Eventually we found something relatively safe to buy, more for the sake of blending in than anything else (lol, right - Ed) but even this prompted more confusing ceremony. As we handed over a fair amount more money than the photo booklet implied, an extremely enthusiastic women in a revealing china dress appeared. She seemed genuinely thrilled that we were there and kept going back to Google translate to find things to say to us in English and we were then not allowed to leave. We were pulled back to the stall and then led over to a wall whilst she rooted for something in a bag. Terrified that we’d somehow bought some other kind of service and that she was going to pull out some cling film, we were relieved when she produced an egg timer and we eventually understood that we’d bought a 30-second photoshoot with her. She stood happily and posed whilst we took a few shots and thankfully didn’t remove any clothing (this does bring up an interesting and ironic observation – the girls are allowed to sell items showing them completely naked on full display in front of them yet their own costumes on the day were clearly being enforced to meet the same standards and rules as the bigger mainstream events).

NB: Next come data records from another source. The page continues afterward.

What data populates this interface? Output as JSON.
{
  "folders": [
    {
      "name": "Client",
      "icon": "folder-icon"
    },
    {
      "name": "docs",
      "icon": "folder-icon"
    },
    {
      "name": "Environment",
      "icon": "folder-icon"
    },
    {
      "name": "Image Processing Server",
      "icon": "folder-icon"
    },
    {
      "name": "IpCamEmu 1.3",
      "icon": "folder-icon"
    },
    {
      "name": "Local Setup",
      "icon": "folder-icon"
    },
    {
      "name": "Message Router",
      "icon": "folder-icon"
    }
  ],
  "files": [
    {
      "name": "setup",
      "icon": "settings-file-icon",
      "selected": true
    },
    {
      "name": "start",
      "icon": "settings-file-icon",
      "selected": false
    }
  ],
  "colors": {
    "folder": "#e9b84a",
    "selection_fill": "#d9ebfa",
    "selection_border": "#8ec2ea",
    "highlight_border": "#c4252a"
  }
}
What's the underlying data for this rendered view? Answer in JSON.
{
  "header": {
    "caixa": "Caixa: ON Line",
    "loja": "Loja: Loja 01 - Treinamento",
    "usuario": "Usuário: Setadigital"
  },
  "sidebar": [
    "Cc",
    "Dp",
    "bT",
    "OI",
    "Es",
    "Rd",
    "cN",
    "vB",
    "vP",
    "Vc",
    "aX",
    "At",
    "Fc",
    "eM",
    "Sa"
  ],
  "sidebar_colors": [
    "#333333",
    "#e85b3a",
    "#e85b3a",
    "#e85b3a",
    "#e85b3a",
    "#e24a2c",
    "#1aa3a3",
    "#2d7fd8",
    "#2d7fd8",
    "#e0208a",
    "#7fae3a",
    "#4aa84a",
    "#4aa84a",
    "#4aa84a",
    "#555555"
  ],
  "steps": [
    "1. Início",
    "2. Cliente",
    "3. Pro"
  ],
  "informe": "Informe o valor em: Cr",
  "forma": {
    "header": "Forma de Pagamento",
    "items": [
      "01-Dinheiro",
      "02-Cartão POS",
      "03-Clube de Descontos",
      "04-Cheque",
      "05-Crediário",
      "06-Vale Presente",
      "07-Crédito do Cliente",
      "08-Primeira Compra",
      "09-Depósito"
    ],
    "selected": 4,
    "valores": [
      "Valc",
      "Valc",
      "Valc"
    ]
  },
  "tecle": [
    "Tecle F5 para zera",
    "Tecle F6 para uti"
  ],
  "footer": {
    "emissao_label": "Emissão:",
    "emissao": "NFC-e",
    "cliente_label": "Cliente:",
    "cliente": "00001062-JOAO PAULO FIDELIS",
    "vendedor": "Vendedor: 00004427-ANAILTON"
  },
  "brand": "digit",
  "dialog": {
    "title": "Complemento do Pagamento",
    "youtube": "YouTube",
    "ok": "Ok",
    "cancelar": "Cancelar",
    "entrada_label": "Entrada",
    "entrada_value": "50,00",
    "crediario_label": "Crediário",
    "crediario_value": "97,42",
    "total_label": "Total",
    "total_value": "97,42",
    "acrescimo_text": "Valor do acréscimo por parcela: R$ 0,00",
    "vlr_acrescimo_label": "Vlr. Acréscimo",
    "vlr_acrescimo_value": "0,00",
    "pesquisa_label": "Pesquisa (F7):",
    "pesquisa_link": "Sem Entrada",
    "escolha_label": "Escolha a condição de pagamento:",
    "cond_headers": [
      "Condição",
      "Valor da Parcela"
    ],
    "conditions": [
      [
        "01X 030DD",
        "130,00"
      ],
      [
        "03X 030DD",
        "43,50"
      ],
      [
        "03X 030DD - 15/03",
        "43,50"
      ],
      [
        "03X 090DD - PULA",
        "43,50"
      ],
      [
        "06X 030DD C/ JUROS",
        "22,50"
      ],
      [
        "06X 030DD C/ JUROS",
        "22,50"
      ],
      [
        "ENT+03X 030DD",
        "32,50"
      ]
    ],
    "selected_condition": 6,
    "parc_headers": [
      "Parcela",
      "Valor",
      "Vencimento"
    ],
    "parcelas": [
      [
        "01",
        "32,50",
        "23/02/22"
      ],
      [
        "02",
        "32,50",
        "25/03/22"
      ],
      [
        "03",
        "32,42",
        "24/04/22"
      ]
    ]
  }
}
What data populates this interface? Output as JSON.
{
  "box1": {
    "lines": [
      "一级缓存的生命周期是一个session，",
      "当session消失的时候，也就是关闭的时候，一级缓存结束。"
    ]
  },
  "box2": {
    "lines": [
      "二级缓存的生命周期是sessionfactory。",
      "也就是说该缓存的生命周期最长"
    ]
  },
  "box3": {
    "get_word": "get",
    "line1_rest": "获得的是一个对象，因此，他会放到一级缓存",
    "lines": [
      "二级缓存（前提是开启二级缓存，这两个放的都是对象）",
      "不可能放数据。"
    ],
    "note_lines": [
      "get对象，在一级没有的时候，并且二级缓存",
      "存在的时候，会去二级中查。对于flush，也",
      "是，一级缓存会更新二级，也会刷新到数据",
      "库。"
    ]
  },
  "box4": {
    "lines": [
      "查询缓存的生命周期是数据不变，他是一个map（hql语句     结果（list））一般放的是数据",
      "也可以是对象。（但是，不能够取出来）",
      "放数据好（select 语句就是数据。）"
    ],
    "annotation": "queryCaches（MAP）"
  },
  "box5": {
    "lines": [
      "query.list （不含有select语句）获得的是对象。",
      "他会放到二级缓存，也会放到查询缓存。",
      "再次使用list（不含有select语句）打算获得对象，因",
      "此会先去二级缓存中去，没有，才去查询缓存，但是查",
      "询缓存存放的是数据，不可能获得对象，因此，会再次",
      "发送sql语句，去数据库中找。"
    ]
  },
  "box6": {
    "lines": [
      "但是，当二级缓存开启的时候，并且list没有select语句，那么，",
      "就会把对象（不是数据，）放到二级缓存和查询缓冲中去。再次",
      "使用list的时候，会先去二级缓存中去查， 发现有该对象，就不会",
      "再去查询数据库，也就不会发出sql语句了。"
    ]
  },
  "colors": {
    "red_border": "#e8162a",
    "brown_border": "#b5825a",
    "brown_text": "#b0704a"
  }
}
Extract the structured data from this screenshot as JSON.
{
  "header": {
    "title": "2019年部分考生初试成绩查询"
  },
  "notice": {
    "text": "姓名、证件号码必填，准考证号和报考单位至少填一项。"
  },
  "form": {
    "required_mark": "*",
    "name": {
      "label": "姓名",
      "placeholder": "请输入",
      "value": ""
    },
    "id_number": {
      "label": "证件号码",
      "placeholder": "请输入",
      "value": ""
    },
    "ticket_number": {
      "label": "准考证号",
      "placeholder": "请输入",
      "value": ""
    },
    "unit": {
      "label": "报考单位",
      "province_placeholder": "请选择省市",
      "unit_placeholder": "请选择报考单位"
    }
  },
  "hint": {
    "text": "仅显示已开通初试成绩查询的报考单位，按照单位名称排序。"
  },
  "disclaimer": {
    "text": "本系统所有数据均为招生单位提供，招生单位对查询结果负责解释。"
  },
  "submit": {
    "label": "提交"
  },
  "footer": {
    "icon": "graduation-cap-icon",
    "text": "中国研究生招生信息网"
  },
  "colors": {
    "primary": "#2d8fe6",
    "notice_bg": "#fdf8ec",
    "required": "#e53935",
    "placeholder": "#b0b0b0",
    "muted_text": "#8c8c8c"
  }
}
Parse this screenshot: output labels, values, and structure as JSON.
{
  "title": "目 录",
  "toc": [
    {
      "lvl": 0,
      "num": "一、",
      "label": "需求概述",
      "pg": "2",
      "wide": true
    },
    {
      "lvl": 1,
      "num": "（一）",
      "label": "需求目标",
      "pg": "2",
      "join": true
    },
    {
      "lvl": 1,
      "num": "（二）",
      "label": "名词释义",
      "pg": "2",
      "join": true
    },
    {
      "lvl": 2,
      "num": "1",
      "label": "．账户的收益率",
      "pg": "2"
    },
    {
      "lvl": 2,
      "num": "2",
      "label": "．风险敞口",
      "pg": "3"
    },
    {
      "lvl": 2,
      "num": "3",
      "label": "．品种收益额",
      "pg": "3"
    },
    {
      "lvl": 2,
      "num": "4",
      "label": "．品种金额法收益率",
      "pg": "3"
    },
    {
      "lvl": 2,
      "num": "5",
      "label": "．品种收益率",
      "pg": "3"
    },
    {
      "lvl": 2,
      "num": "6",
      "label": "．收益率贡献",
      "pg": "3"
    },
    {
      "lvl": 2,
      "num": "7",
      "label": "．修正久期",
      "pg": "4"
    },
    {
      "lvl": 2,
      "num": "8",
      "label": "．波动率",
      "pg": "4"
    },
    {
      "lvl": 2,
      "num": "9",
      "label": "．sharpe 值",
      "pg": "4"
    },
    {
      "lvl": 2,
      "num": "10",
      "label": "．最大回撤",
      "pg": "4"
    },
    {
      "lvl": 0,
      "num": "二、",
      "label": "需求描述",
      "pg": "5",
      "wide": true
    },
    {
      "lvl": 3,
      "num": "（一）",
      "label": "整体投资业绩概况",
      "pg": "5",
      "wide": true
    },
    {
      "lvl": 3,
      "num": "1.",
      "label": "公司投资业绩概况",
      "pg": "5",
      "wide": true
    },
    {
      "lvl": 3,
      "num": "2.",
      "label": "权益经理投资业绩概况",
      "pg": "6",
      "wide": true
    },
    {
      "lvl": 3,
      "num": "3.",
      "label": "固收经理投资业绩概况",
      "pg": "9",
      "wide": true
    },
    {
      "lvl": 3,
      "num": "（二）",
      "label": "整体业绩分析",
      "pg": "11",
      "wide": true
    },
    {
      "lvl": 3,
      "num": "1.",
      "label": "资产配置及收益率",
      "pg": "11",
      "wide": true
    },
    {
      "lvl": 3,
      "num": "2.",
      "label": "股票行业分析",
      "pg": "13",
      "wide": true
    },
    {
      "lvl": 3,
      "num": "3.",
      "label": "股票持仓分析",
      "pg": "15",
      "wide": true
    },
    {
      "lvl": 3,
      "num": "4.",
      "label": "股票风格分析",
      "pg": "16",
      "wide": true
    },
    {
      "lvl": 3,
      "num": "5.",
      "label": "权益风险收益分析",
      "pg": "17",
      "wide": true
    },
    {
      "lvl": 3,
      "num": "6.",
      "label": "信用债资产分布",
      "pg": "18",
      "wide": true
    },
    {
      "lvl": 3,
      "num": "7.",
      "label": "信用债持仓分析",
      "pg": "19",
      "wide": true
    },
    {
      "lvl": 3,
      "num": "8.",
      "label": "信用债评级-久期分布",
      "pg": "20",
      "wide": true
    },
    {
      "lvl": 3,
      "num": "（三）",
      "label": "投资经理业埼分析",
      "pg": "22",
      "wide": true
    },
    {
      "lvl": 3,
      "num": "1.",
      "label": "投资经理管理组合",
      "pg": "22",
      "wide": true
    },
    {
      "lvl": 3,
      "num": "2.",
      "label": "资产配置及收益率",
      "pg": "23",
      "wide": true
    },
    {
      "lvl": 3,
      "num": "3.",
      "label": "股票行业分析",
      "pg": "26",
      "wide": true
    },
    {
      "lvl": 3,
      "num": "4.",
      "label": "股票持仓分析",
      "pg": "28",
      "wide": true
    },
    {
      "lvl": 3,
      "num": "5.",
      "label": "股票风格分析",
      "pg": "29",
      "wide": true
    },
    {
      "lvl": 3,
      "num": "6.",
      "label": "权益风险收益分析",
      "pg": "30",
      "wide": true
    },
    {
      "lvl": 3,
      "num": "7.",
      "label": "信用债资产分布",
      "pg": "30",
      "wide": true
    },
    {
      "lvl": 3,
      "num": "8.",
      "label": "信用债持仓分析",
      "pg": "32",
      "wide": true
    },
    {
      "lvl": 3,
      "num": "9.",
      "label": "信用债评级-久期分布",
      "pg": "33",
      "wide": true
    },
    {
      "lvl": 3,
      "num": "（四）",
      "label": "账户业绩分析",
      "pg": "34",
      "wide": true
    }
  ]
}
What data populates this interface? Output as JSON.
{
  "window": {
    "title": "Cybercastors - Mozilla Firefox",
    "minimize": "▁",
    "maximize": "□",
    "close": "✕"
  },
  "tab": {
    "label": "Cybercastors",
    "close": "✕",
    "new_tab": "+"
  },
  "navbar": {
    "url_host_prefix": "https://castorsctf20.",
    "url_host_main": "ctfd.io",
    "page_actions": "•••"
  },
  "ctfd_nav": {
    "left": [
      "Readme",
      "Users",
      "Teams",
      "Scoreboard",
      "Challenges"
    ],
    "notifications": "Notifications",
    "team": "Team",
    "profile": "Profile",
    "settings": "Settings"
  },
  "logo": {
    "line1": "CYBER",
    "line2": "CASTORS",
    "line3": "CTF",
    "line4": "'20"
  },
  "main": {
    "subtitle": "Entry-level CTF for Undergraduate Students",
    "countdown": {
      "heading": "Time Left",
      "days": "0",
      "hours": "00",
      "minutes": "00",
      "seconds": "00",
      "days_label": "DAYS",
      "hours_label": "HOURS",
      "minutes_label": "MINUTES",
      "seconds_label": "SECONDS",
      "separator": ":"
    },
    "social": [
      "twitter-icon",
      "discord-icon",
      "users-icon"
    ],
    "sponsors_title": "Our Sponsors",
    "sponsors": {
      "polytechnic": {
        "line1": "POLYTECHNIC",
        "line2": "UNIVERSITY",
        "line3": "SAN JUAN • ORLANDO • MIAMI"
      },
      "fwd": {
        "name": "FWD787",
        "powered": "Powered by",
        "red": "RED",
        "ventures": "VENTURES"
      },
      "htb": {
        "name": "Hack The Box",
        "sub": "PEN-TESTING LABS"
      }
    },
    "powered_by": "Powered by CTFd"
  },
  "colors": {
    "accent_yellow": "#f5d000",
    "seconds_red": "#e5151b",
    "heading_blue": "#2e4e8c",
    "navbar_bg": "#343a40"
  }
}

So, that was certainly the oddest thing that happened in our trip to Japan. Uncomfortable and strange as it was though, we do have to say that everyone there was still exceedingly polite and friendly. There’s obviously a community within the event and people were stood around chatting to each other and to the girls just as you would do for other events. It wasn't any different to the atmosphere at Tokyo Comic Con previously. Just, you know, sexier.
There were several men there helping the girls with sales and presumably making sure nothing went too far, but you got the sense that nothing would ever happen - not least because if one person tried anything he’d likely instantly be taken down by all the other visitors! However, whilst we were certainly embarrassed, bemused and confused, we can’t say that we had a bad time. Our advice is that if you look up a cosplay event, do a lot more research before you go so that at least you won’t be surprised at what you find. And if sexy cosplay is your thing, you could do a lot worse than stop by Yuruket.
About Dan Barnett
Dan first encountered anime at the ripe old age of six with a VHS copy of Laputa. Ten years later he re-discovered it in Robotech and overnight a DVD collection was born.